MASES : mobility and slack enhanced scheduler for synchronous dataflow graphs
Nowadays, real-time streaming and digital signal processing applications create an increased demand for embedded systems with better capability to process large-volume data streams with low latency and large throughput. Synchronous dataflow (SDF) graphs allow for static analysis and optimization, and are widely used for modeling real-time streaming applications. To reach a better performance, mapping of SDF descriptions into tightly resource-constrained real-time implementations requires optimization of pipelined scheduling of tasks on different processing elements (PEs). This poses the problem of finding the optimal solution across a multi-dimensional latency-throughput-area objective space. In this report, we address the problem of pipelined scheduling of SDF graphs on heterogeneous multi-processor platforms. Integer linear programming (ILP) models have been applied to solve this problem, providing theoretically optimal results. However, the execution time of solving an ILP model is exponential in the size of the input SDF graph, limiting the usage of ILPs. By contrast, list scheduling heuristics have been proposed to solve the pipelined scheduling problem in polynomial time, but existing approaches do not guarantee the optimality of the result and fail to find a valid schedule when the period constraint of the SDF graph is tight.
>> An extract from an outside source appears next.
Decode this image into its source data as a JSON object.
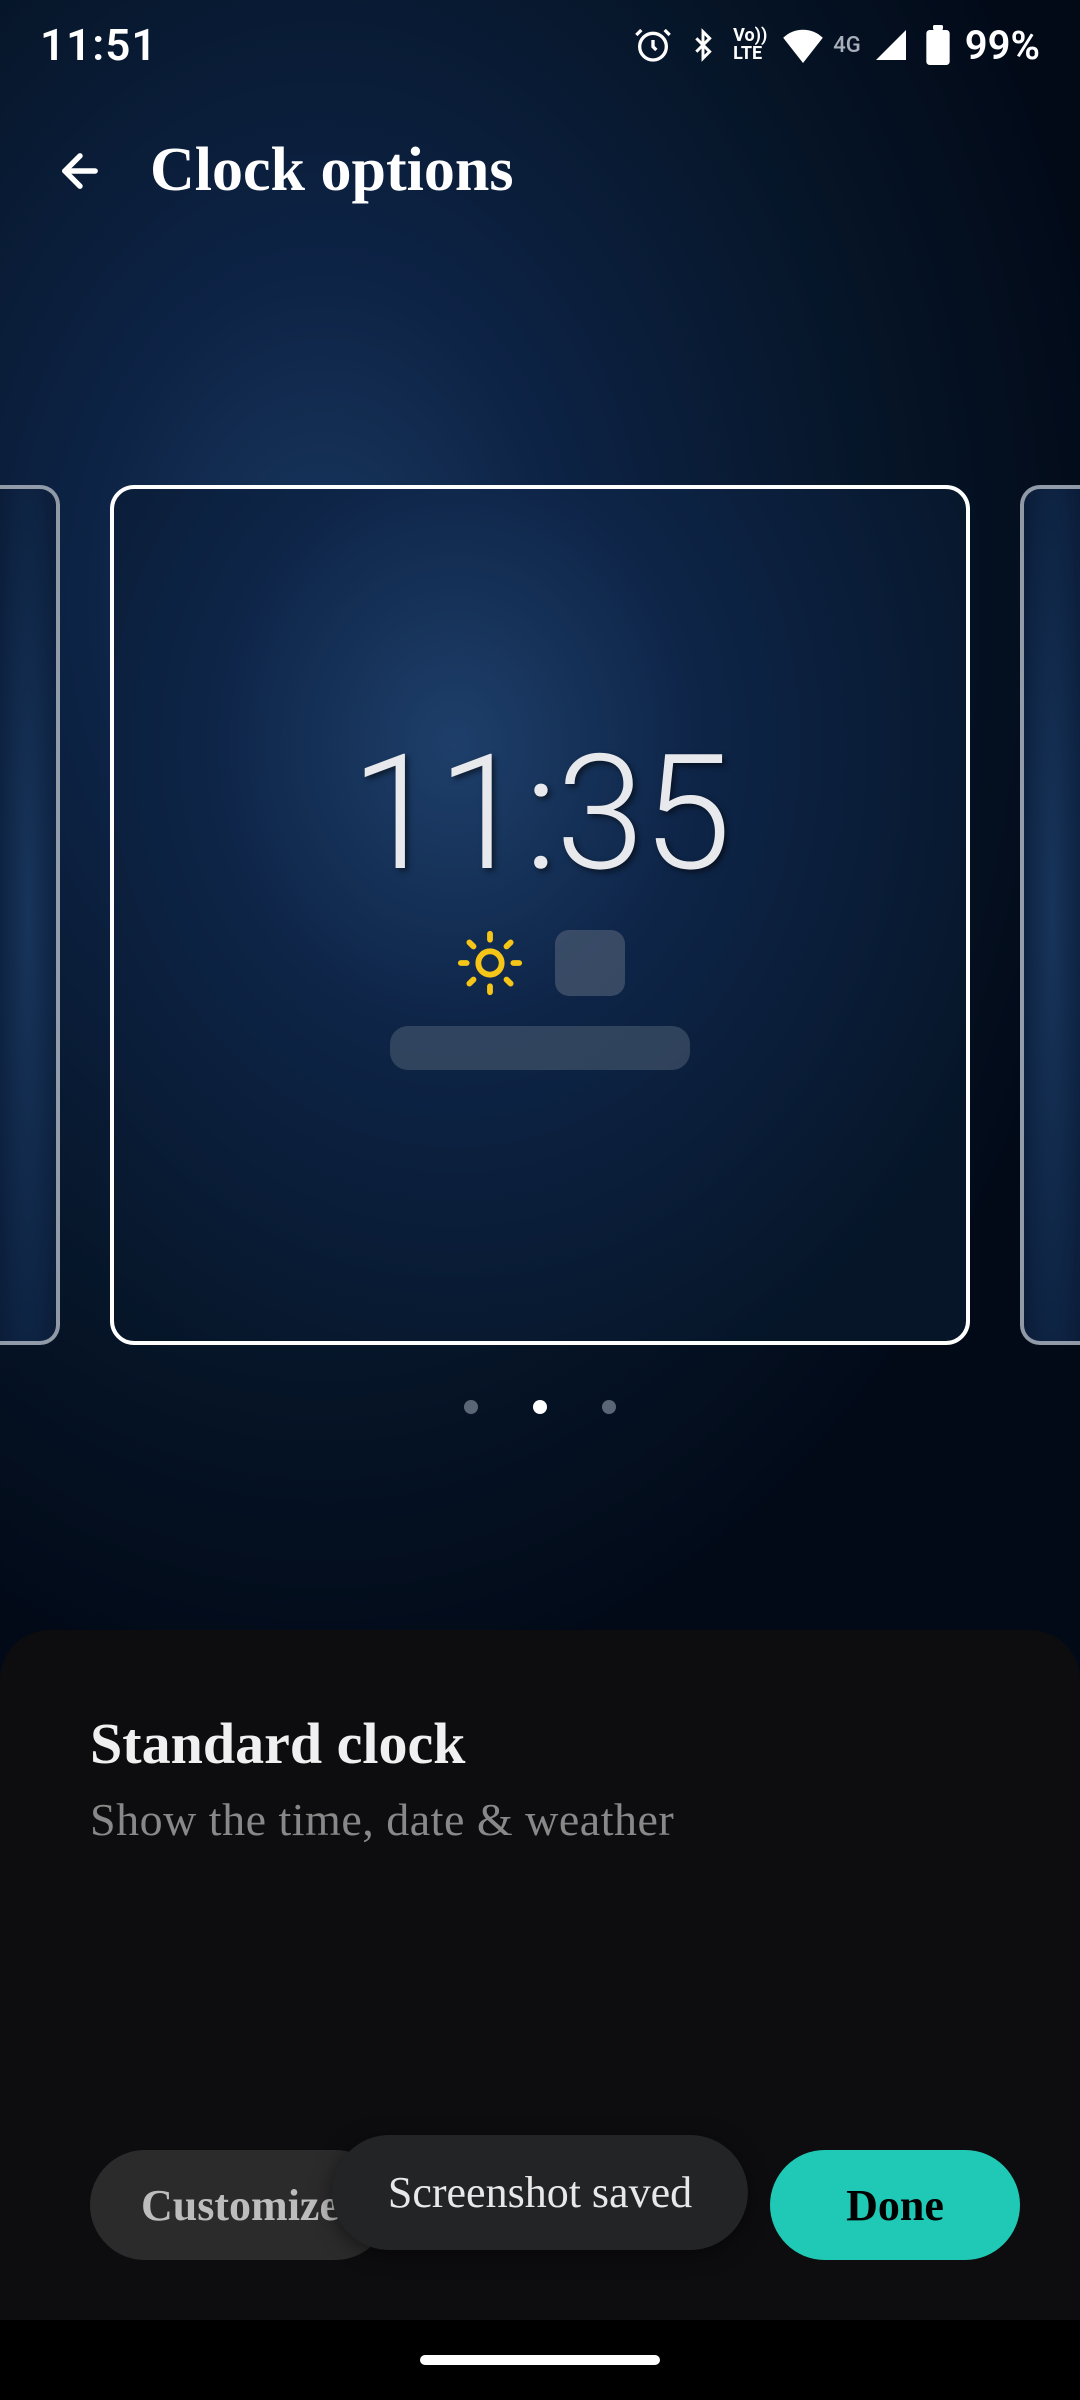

This report contributes a heuristic called MASES that improves the performance of list scheduling. MASES explores the flexibility in a partial schedule by moving already-placed actors on the timeline such that enough space is created for actors placed next. Different from heuristics based on backtracking, MASES finds a valid actor assignment without the need for un- and re-scheduling of already-placed actors. In contrast to backtracking heuristics, MASES guarantees to find a valid schedule if one exists. In our experiments with randomly generated SDF graphs of varying size, MASES was able to find valid schedules for all test cases whereas backtracking only solved 47.2% of cases on average. Furthermore, for test cases that succeeded for MASES and backtracking, MASES on average reduces execution time by 11% and increases latency by 11% compared to backtracking.